INSTRUCTIONS TO FOLLOW: Every entry has to be restated word for word.

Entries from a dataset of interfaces
# # # # # # #

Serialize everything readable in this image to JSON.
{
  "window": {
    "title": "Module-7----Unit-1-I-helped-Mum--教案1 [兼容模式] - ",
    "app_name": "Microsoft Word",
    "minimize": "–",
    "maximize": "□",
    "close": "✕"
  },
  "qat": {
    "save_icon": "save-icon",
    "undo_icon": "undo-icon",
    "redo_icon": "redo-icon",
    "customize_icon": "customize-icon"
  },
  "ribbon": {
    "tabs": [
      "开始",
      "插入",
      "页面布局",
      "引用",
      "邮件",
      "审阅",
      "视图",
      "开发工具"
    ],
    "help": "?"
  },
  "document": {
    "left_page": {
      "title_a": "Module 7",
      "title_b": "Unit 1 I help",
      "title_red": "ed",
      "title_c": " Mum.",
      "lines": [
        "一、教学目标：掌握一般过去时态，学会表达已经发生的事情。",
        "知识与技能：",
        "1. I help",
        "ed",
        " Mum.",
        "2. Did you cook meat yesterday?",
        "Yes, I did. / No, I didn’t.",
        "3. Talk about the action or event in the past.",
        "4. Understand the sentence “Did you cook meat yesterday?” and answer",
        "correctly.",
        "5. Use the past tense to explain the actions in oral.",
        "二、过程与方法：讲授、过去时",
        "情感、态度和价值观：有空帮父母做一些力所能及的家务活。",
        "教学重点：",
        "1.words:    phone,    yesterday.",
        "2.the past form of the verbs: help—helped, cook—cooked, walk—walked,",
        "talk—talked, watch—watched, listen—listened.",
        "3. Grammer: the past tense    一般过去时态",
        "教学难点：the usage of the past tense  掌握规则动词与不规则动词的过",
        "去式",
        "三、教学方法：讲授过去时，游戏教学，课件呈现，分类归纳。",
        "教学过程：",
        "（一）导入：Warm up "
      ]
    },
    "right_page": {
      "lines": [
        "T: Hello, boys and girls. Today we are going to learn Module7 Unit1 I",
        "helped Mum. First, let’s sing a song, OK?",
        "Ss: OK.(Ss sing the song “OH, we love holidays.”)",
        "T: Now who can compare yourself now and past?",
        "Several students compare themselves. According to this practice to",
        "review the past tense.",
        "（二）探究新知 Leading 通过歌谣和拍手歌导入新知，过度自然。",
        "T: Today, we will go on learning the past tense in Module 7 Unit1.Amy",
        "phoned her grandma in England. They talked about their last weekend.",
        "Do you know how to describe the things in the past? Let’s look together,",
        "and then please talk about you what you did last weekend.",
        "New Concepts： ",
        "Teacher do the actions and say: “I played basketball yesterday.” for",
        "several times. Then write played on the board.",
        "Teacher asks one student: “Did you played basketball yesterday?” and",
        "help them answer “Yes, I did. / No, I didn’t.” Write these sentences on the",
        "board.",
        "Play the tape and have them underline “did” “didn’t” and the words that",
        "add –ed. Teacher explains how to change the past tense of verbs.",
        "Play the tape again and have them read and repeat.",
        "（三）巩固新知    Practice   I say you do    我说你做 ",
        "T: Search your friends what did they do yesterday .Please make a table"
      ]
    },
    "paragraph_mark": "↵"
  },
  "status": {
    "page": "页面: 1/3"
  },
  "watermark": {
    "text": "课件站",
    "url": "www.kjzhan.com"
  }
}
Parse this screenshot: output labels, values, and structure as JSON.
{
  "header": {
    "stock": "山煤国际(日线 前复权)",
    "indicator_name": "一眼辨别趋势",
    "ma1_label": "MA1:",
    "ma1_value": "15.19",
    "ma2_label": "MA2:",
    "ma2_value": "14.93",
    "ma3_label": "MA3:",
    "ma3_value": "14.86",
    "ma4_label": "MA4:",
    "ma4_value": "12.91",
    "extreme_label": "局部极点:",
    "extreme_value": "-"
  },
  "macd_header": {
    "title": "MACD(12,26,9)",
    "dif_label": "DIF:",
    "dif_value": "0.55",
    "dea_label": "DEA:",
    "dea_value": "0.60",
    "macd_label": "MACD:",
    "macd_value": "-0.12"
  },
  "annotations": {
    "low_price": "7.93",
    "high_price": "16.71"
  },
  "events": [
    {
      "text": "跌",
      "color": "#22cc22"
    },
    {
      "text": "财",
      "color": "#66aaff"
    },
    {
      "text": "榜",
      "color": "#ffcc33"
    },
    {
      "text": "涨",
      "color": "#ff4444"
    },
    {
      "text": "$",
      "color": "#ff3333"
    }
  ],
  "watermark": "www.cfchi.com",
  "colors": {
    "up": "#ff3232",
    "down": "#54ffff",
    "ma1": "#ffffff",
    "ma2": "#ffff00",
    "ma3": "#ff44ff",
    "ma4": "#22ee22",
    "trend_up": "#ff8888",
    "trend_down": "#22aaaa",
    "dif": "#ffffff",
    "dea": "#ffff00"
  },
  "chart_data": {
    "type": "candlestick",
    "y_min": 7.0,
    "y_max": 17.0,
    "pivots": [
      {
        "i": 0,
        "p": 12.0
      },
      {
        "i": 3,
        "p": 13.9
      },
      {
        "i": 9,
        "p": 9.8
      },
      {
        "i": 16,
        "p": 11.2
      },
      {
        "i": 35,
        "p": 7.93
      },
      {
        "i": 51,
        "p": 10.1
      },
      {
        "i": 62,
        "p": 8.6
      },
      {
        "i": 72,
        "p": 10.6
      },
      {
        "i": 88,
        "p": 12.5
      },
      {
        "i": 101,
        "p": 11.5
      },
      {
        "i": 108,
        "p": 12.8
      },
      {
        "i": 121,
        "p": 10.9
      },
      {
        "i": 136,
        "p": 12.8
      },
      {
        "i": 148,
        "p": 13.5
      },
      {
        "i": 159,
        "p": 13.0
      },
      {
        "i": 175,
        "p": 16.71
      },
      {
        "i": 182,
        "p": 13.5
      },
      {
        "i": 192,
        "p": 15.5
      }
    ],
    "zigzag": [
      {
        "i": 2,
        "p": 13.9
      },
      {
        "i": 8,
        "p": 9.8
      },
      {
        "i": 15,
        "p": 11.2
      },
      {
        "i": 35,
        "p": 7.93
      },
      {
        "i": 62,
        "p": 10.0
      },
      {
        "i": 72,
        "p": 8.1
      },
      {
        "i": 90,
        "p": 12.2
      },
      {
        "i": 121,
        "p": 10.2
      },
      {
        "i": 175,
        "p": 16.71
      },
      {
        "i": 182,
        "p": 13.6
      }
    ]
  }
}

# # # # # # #

RESPONSE BELOW:
Serialize everything readable in this image to JSON.
{
  "window": {
    "title": "Module-7----Unit-1-I-helped-Mum--教案1 [兼容模式] - ",
    "app_name": "Microsoft Word",
    "minimize": "–",
    "maximize": "□",
    "close": "✕"
  },
  "qat": {
    "save_icon": "save-icon",
    "undo_icon": "undo-icon",
    "redo_icon": "redo-icon",
    "customize_icon": "customize-icon"
  },
  "ribbon": {
    "tabs": [
      "开始",
      "插入",
      "页面布局",
      "引用",
      "邮件",
      "审阅",
      "视图",
      "开发工具"
    ],
    "help": "?"
  },
  "document": {
    "left_page": {
      "title_a": "Module 7",
      "title_b": "Unit 1 I help",
      "title_red": "ed",
      "title_c": " Mum.",
      "lines": [
        "一、教学目标：掌握一般过去时态，学会表达已经发生的事情。",
        "知识与技能：",
        "1. I help",
        "ed",
        " Mum.",
        "2. Did you cook meat yesterday?",
        "Yes, I did. / No, I didn’t.",
        "3. Talk about the action or event in the past.",
        "4. Understand the sentence “Did you cook meat yesterday?” and answer",
        "correctly.",
        "5. Use the past tense to explain the actions in oral.",
        "二、过程与方法：讲授、过去时",
        "情感、态度和价值观：有空帮父母做一些力所能及的家务活。",
        "教学重点：",
        "1.words:    phone,    yesterday.",
        "2.the past form of the verbs: help—helped, cook—cooked, walk—walked,",
        "talk—talked, watch—watched, listen—listened.",
        "3. Grammer: the past tense    一般过去时态",
        "教学难点：the usage of the past tense  掌握规则动词与不规则动词的过",
        "去式",
        "三、教学方法：讲授过去时，游戏教学，课件呈现，分类归纳。",
        "教学过程：",
        "（一）导入：Warm up "
      ]
    },
    "right_page": {
      "lines": [
        "T: Hello, boys and girls. Today we are going to learn Module7 Unit1 I",
        "helped Mum. First, let’s sing a song, OK?",
        "Ss: OK.(Ss sing the song “OH, we love holidays.”)",
        "T: Now who can compare yourself now and past?",
        "Several students compare themselves. According to this practice to",
        "review the past tense.",
        "（二）探究新知 Leading 通过歌谣和拍手歌导入新知，过度自然。",
        "T: Today, we will go on learning the past tense in Module 7 Unit1.Amy",
        "phoned her grandma in England. They talked about their last weekend.",
        "Do you know how to describe the things in the past? Let’s look together,",
        "and then please talk about you what you did last weekend.",
        "New Concepts： ",
        "Teacher do the actions and say: “I played basketball yesterday.” for",
        "several times. Then write played on the board.",
        "Teacher asks one student: “Did you played basketball yesterday?” and",
        "help them answer “Yes, I did. / No, I didn’t.” Write these sentences on the",
        "board.",
        "Play the tape and have them underline “did” “didn’t” and the words that",
        "add –ed. Teacher explains how to change the past tense of verbs.",
        "Play the tape again and have them read and repeat.",
        "（三）巩固新知    Practice   I say you do    我说你做 ",
        "T: Search your friends what did they do yesterday .Please make a table"
      ]
    },
    "paragraph_mark": "↵"
  },
  "status": {
    "page": "页面: 1/3"
  },
  "watermark": {
    "text": "课件站",
    "url": "www.kjzhan.com"
  }
}
Parse this screenshot: output labels, values, and structure as JSON.
{
  "header": {
    "stock": "山煤国际(日线 前复权)",
    "indicator_name": "一眼辨别趋势",
    "ma1_label": "MA1:",
    "ma1_value": "15.19",
    "ma2_label": "MA2:",
    "ma2_value": "14.93",
    "ma3_label": "MA3:",
    "ma3_value": "14.86",
    "ma4_label": "MA4:",
    "ma4_value": "12.91",
    "extreme_label": "局部极点:",
    "extreme_value": "-"
  },
  "macd_header": {
    "title": "MACD(12,26,9)",
    "dif_label": "DIF:",
    "dif_value": "0.55",
    "dea_label": "DEA:",
    "dea_value": "0.60",
    "macd_label": "MACD:",
    "macd_value": "-0.12"
  },
  "annotations": {
    "low_price": "7.93",
    "high_price": "16.71"
  },
  "events": [
    {
      "text": "跌",
      "color": "#22cc22"
    },
    {
      "text": "财",
      "color": "#66aaff"
    },
    {
      "text": "榜",
      "color": "#ffcc33"
    },
    {
      "text": "涨",
      "color": "#ff4444"
    },
    {
      "text": "$",
      "color": "#ff3333"
    }
  ],
  "watermark": "www.cfchi.com",
  "colors": {
    "up": "#ff3232",
    "down": "#54ffff",
    "ma1": "#ffffff",
    "ma2": "#ffff00",
    "ma3": "#ff44ff",
    "ma4": "#22ee22",
    "trend_up": "#ff8888",
    "trend_down": "#22aaaa",
    "dif": "#ffffff",
    "dea": "#ffff00"
  },
  "chart_data": {
    "type": "candlestick",
    "y_min": 7.0,
    "y_max": 17.0,
    "pivots": [
      {
        "i": 0,
        "p": 12.0
      },
      {
        "i": 3,
        "p": 13.9
      },
      {
        "i": 9,
        "p": 9.8
      },
      {
        "i": 16,
        "p": 11.2
      },
      {
        "i": 35,
        "p": 7.93
      },
      {
        "i": 51,
        "p": 10.1
      },
      {
        "i": 62,
        "p": 8.6
      },
      {
        "i": 72,
        "p": 10.6
      },
      {
        "i": 88,
        "p": 12.5
      },
      {
        "i": 101,
        "p": 11.5
      },
      {
        "i": 108,
        "p": 12.8
      },
      {
        "i": 121,
        "p": 10.9
      },
      {
        "i": 136,
        "p": 12.8
      },
      {
        "i": 148,
        "p": 13.5
      },
      {
        "i": 159,
        "p": 13.0
      },
      {
        "i": 175,
        "p": 16.71
      },
      {
        "i": 182,
        "p": 13.5
      },
      {
        "i": 192,
        "p": 15.5
      }
    ],
    "zigzag": [
      {
        "i": 2,
        "p": 13.9
      },
      {
        "i": 8,
        "p": 9.8
      },
      {
        "i": 15,
        "p": 11.2
      },
      {
        "i": 35,
        "p": 7.93
      },
      {
        "i": 62,
        "p": 10.0
      },
      {
        "i": 72,
        "p": 8.1
      },
      {
        "i": 90,
        "p": 12.2
      },
      {
        "i": 121,
        "p": 10.2
      },
      {
        "i": 175,
        "p": 16.71
      },
      {
        "i": 182,
        "p": 13.6
      }
    ]
  }
}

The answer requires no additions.